Alcohol and swimming don’t mix well since alcohol is a depressant that slows down the nervous system. When you’re under the influence, your body can lose heat rapidly and your heart rate slows down, both of which can make you more prone to hypothermia and drowning. Don’t drink any alcohol within four hours of going into the water. If you do drink, make sure you have plenty of water and have someone accompany you while you walk along the pool or wade in the water.
Check for rip currents
Rip currents are strong flows of water that carry swimmers away from shore, sometimes to a very great distance. They can occur anywhere where there are breaking waves and are a common occurrence along the shores of southwestern Florida, where hundreds of swimmers are rescued each year for this reason. While not all swimming spots have rip currents, many do. Check with local lifeguards for current information regarding areas that you might want to swim in. However, if you do get caught in a rip current, do not panic. Swim parallel to the shoreline until you are out of the current, which is usually within 30 feet, and then swim back towards the shore and continue swimming in an easterly direction.
Know the rules
The local authorities have put safety measures in place so that tourists can enjoy their stay without any problems while swimming or engaging in any water activities. However, these regulations differ from country to country, and tourists are responsible for learning about the specific rules in their destination before heading out to any water activities. For example, in some areas, it is illegal to snorkel or swim in and around coral reef areas. Be sure to make prior arrangements with the local tourist office if you plan on doing anything that may disturb marine life. You can also seek out lifeguards and ask them about pool closures, hours of operation, and any special rules that might apply to your activities.

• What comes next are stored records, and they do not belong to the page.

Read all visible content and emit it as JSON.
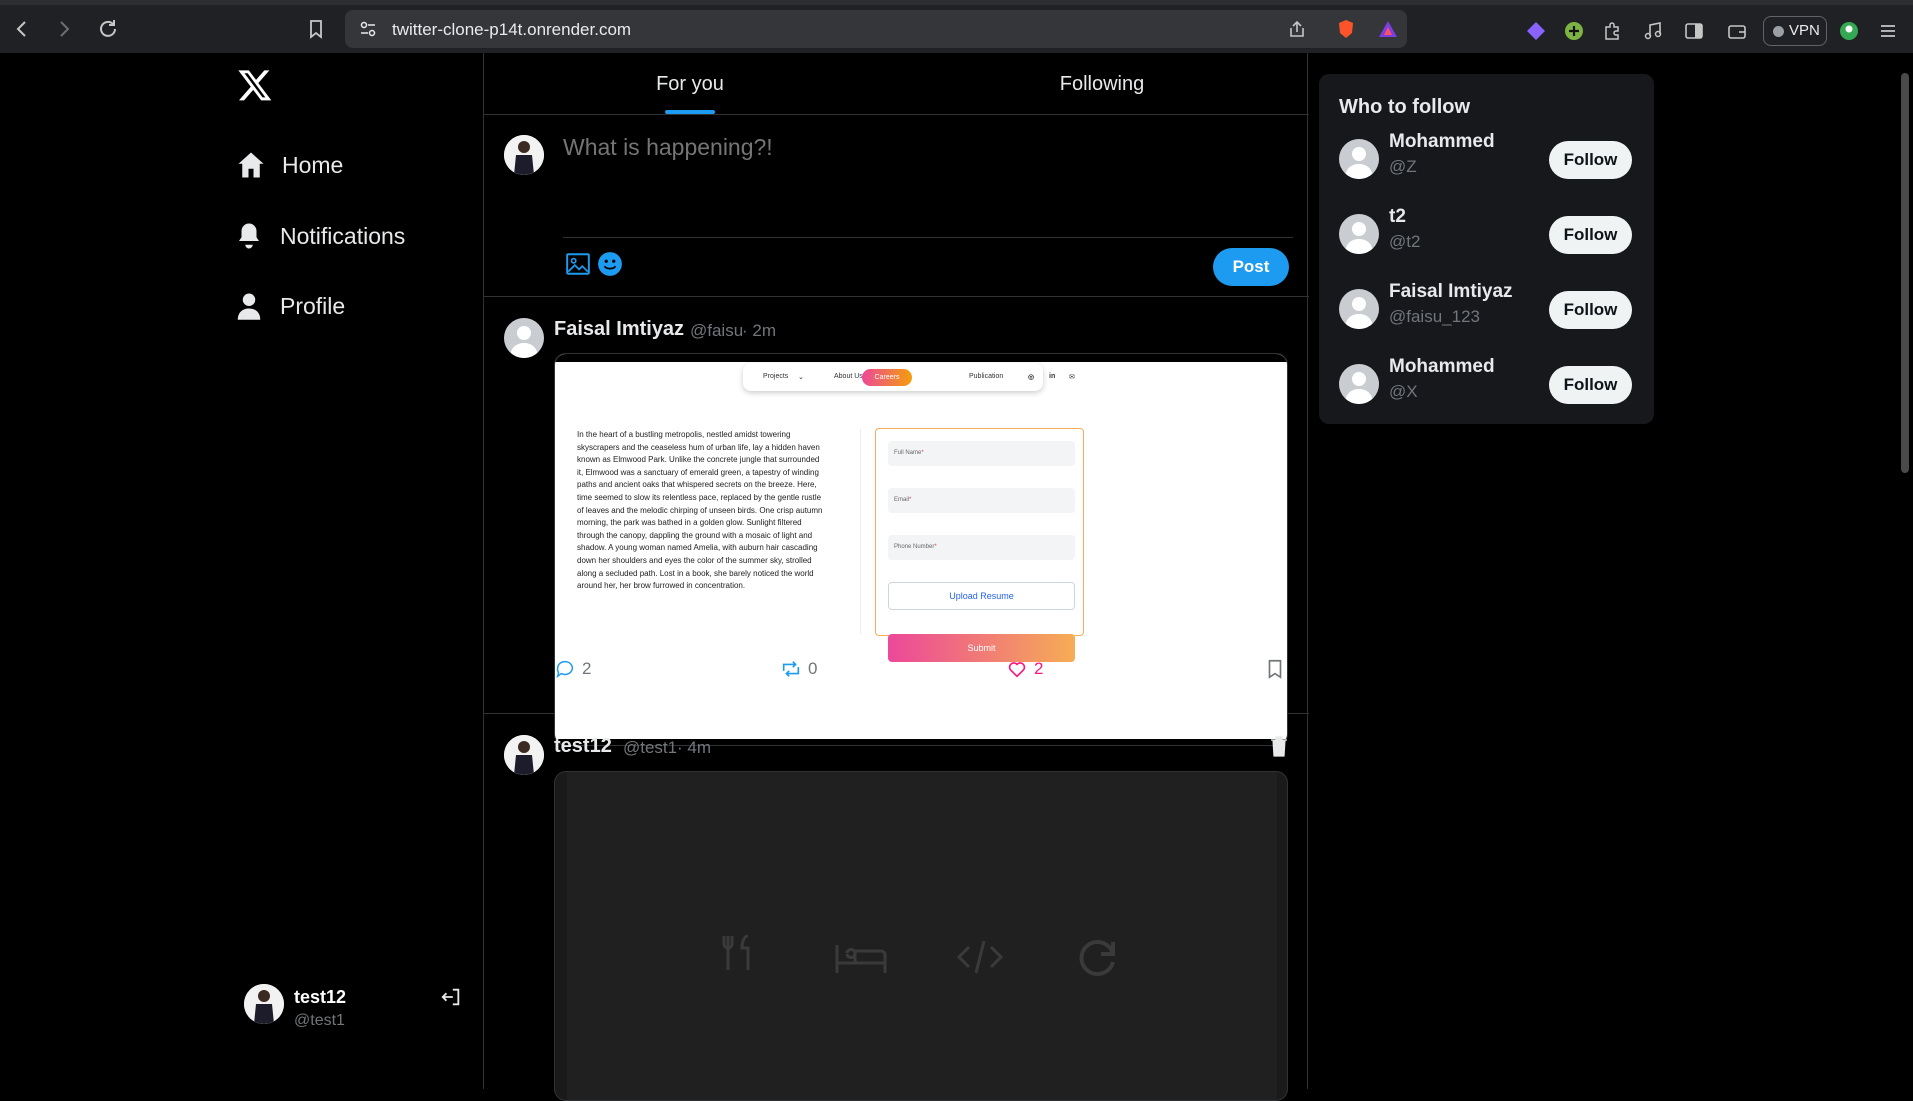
{
  "browser": {
    "url": "twitter-clone-p14t.onrender.com",
    "vpn_label": "VPN"
  },
  "sidebar": {
    "logo": "x-logo-icon",
    "items": [
      {
        "label": "Home",
        "icon": "home-icon"
      },
      {
        "label": "Notifications",
        "icon": "bell-icon"
      },
      {
        "label": "Profile",
        "icon": "user-icon"
      }
    ],
    "current_user": {
      "name": "test12",
      "handle": "@test1"
    }
  },
  "feed": {
    "tabs": [
      {
        "label": "For you",
        "active": true
      },
      {
        "label": "Following",
        "active": false
      }
    ],
    "composer": {
      "placeholder": "What is happening?!",
      "post_label": "Post"
    },
    "posts": [
      {
        "name": "Faisal Imtiyaz",
        "handle": "@faisu",
        "time": "· 2m",
        "comments": "2",
        "reposts": "0",
        "likes": "2",
        "image": {
          "nav": [
            "Projects",
            "About Us",
            "Careers",
            "Publication"
          ],
          "body_text": "In the heart of a bustling metropolis, nestled amidst towering skyscrapers and the ceaseless hum of urban life, lay a hidden haven known as Elmwood Park. Unlike the concrete jungle that surrounded it, Elmwood was a sanctuary of emerald green, a tapestry of winding paths and ancient oaks that whispered secrets on the breeze. Here, time seemed to slow its relentless pace, replaced by the gentle rustle of leaves and the melodic chirping of unseen birds. One crisp autumn morning, the park was bathed in a golden glow. Sunlight filtered through the canopy, dappling the ground with a mosaic of light and shadow. A young woman named Amelia, with auburn hair cascading down her shoulders and eyes the color of the summer sky, strolled along a secluded path. Lost in a book, she barely noticed the world around her, her brow furrowed in concentration.",
          "fields": [
            "Full Name",
            "Email",
            "Phone Number"
          ],
          "required_mark": "*",
          "upload_label": "Upload Resume",
          "submit_label": "Submit"
        }
      },
      {
        "name": "test12",
        "handle": "@test1",
        "time": "· 4m"
      }
    ]
  },
  "who_to_follow": {
    "title": "Who to follow",
    "follow_label": "Follow",
    "users": [
      {
        "name": "Mohammed",
        "handle": "@Z"
      },
      {
        "name": "t2",
        "handle": "@t2"
      },
      {
        "name": "Faisal Imtiyaz",
        "handle": "@faisu_123"
      },
      {
        "name": "Mohammed",
        "handle": "@X"
      }
    ]
  },
  "colors": {
    "accent": "#1d9bf0",
    "like": "#f91880",
    "background": "#000000"
  }
}
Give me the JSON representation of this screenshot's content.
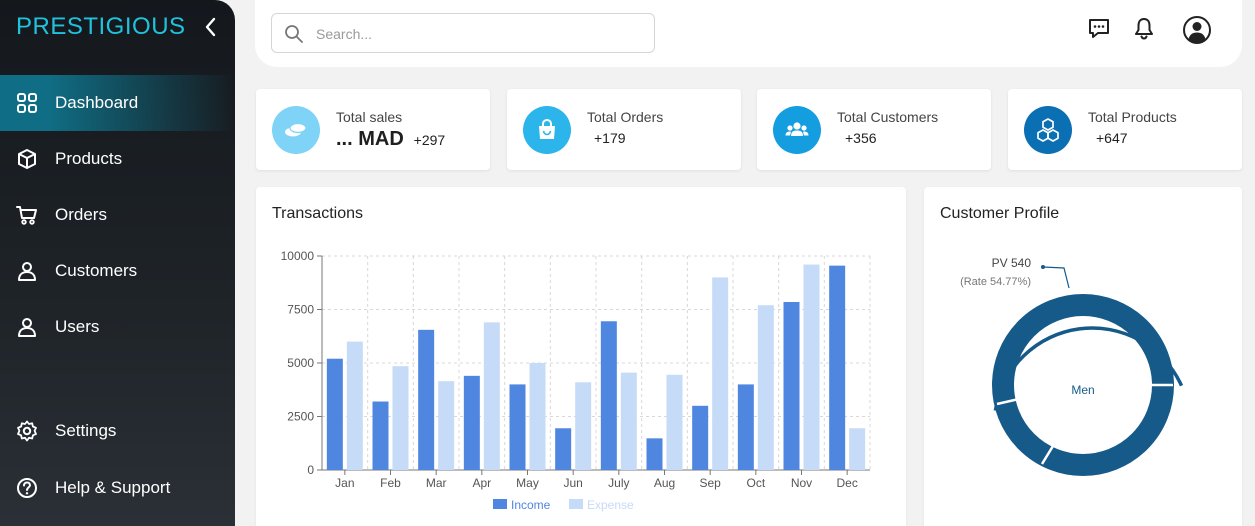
{
  "sidebar": {
    "brand": "PRESTIGIOUS",
    "items": [
      {
        "label": "Dashboard",
        "icon": "grid-icon"
      },
      {
        "label": "Products",
        "icon": "box-icon"
      },
      {
        "label": "Orders",
        "icon": "cart-icon"
      },
      {
        "label": "Customers",
        "icon": "customers-icon"
      },
      {
        "label": "Users",
        "icon": "users-icon"
      }
    ],
    "bottom": [
      {
        "label": "Settings",
        "icon": "gear-icon"
      },
      {
        "label": "Help & Support",
        "icon": "help-icon"
      }
    ]
  },
  "search": {
    "placeholder": "Search..."
  },
  "stats": [
    {
      "title": "Total sales",
      "value": "... MAD",
      "delta": "+297",
      "color": "#7fd3f7",
      "icon": "coins-icon"
    },
    {
      "title": "Total Orders",
      "delta": "+179",
      "color": "#2bb5ea",
      "icon": "bag-icon"
    },
    {
      "title": "Total Customers",
      "delta": "+356",
      "color": "#149ee0",
      "icon": "people-icon"
    },
    {
      "title": "Total Products",
      "delta": "+647",
      "color": "#0a6fb3",
      "icon": "cubes-icon"
    }
  ],
  "transactions": {
    "title": "Transactions"
  },
  "profile": {
    "title": "Customer Profile",
    "callout_main": "PV 540",
    "callout_sub": "(Rate 54.77%)",
    "center_label": "Men",
    "color": "#165a8a"
  },
  "chart_data": {
    "type": "bar",
    "categories": [
      "Jan",
      "Feb",
      "Mar",
      "Apr",
      "May",
      "Jun",
      "July",
      "Aug",
      "Sep",
      "Oct",
      "Nov",
      "Dec"
    ],
    "series": [
      {
        "name": "Income",
        "color": "#4f86e0",
        "values": [
          5200,
          3200,
          6550,
          4400,
          4000,
          1950,
          6950,
          1480,
          3000,
          4000,
          7850,
          9550
        ]
      },
      {
        "name": "Expense",
        "color": "#c6dbf7",
        "values": [
          6000,
          4850,
          4150,
          6900,
          5000,
          4100,
          4550,
          4450,
          9000,
          7700,
          9600,
          1950
        ]
      }
    ],
    "ylim": [
      0,
      10000
    ],
    "yticks": [
      "0",
      "2500",
      "5000",
      "7500",
      "10000"
    ],
    "grid": true,
    "legend": "bottom"
  }
}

These tips will certainly help you have a safe and enjoyable time if you’re headed to the beach or pool this summer. But if there are some other things you should be aware of as well, it’s always best to check with lifeguards or local officials about the rules so you can stay safe in the water.